SUPPLIED MATERIAL section start
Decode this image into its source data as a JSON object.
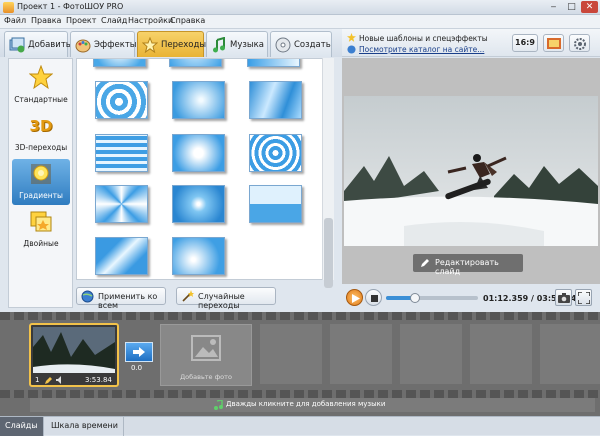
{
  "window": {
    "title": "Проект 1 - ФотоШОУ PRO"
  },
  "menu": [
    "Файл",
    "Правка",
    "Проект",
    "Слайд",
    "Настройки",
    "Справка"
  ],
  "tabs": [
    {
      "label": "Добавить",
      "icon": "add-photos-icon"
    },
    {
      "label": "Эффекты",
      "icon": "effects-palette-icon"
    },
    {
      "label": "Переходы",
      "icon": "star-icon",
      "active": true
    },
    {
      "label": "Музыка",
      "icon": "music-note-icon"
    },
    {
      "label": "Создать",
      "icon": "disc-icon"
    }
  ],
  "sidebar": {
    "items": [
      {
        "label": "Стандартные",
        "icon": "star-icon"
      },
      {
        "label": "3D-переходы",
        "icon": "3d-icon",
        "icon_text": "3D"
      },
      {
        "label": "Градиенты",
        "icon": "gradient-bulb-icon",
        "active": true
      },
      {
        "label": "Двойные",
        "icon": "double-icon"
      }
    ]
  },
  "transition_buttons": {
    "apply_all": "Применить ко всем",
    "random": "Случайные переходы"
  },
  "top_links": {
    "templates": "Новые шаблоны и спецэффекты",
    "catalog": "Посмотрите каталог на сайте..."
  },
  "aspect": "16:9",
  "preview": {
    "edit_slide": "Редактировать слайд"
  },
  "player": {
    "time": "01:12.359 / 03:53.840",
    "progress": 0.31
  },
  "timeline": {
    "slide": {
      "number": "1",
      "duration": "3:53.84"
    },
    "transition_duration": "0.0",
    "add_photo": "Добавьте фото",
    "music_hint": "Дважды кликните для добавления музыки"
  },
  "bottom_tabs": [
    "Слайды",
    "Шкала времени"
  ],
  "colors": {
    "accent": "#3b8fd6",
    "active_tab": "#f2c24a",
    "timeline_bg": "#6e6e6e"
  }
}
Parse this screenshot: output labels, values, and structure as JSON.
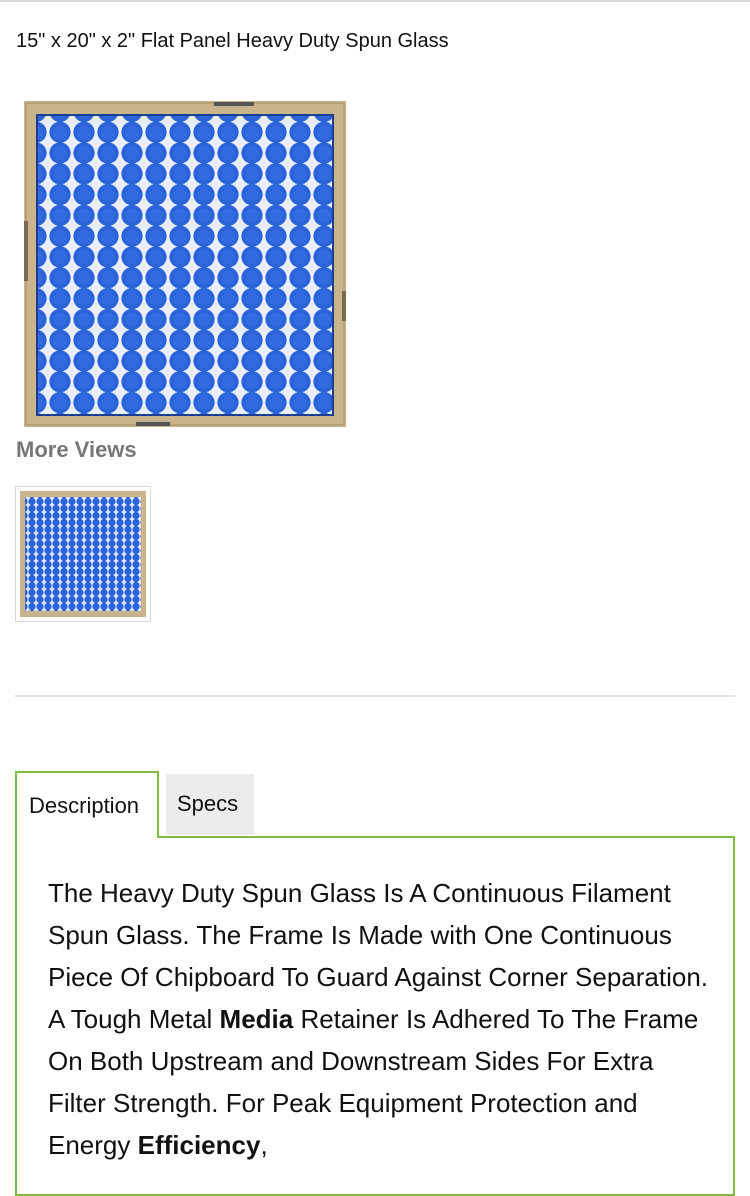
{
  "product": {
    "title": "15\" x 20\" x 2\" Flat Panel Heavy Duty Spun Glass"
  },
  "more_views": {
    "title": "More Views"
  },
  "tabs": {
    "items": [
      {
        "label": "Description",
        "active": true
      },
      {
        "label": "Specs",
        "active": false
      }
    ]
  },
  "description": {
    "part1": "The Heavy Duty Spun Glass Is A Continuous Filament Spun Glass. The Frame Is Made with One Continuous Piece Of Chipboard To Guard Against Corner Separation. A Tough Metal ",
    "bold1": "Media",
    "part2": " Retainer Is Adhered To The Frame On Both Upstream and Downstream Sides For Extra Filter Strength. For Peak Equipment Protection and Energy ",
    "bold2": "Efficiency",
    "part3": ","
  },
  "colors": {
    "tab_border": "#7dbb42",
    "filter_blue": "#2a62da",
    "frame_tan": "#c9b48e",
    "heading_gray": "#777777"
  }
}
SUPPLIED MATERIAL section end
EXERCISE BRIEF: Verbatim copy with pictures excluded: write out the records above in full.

SOLUTION TO THE EXERCISE:
Decode this image into its source data as a JSON object.
{
  "window": {
    "title": "Проект 1 - ФотоШОУ PRO"
  },
  "menu": [
    "Файл",
    "Правка",
    "Проект",
    "Слайд",
    "Настройки",
    "Справка"
  ],
  "tabs": [
    {
      "label": "Добавить",
      "icon": "add-photos-icon"
    },
    {
      "label": "Эффекты",
      "icon": "effects-palette-icon"
    },
    {
      "label": "Переходы",
      "icon": "star-icon",
      "active": true
    },
    {
      "label": "Музыка",
      "icon": "music-note-icon"
    },
    {
      "label": "Создать",
      "icon": "disc-icon"
    }
  ],
  "sidebar": {
    "items": [
      {
        "label": "Стандартные",
        "icon": "star-icon"
      },
      {
        "label": "3D-переходы",
        "icon": "3d-icon",
        "icon_text": "3D"
      },
      {
        "label": "Градиенты",
        "icon": "gradient-bulb-icon",
        "active": true
      },
      {
        "label": "Двойные",
        "icon": "double-icon"
      }
    ]
  },
  "transition_buttons": {
    "apply_all": "Применить ко всем",
    "random": "Случайные переходы"
  },
  "top_links": {
    "templates": "Новые шаблоны и спецэффекты",
    "catalog": "Посмотрите каталог на сайте..."
  },
  "aspect": "16:9",
  "preview": {
    "edit_slide": "Редактировать слайд"
  },
  "player": {
    "time": "01:12.359 / 03:53.840",
    "progress": 0.31
  },
  "timeline": {
    "slide": {
      "number": "1",
      "duration": "3:53.84"
    },
    "transition_duration": "0.0",
    "add_photo": "Добавьте фото",
    "music_hint": "Дважды кликните для добавления музыки"
  },
  "bottom_tabs": [
    "Слайды",
    "Шкала времени"
  ],
  "colors": {
    "accent": "#3b8fd6",
    "active_tab": "#f2c24a",
    "timeline_bg": "#6e6e6e"
  }
}
Parse this screenshot: output labels, values, and structure as JSON.
{
  "product": {
    "title": "15\" x 20\" x 2\" Flat Panel Heavy Duty Spun Glass"
  },
  "more_views": {
    "title": "More Views"
  },
  "tabs": {
    "items": [
      {
        "label": "Description",
        "active": true
      },
      {
        "label": "Specs",
        "active": false
      }
    ]
  },
  "description": {
    "part1": "The Heavy Duty Spun Glass Is A Continuous Filament Spun Glass. The Frame Is Made with One Continuous Piece Of Chipboard To Guard Against Corner Separation. A Tough Metal ",
    "bold1": "Media",
    "part2": " Retainer Is Adhered To The Frame On Both Upstream and Downstream Sides For Extra Filter Strength. For Peak Equipment Protection and Energy ",
    "bold2": "Efficiency",
    "part3": ","
  },
  "colors": {
    "tab_border": "#7dbb42",
    "filter_blue": "#2a62da",
    "frame_tan": "#c9b48e",
    "heading_gray": "#777777"
  }
}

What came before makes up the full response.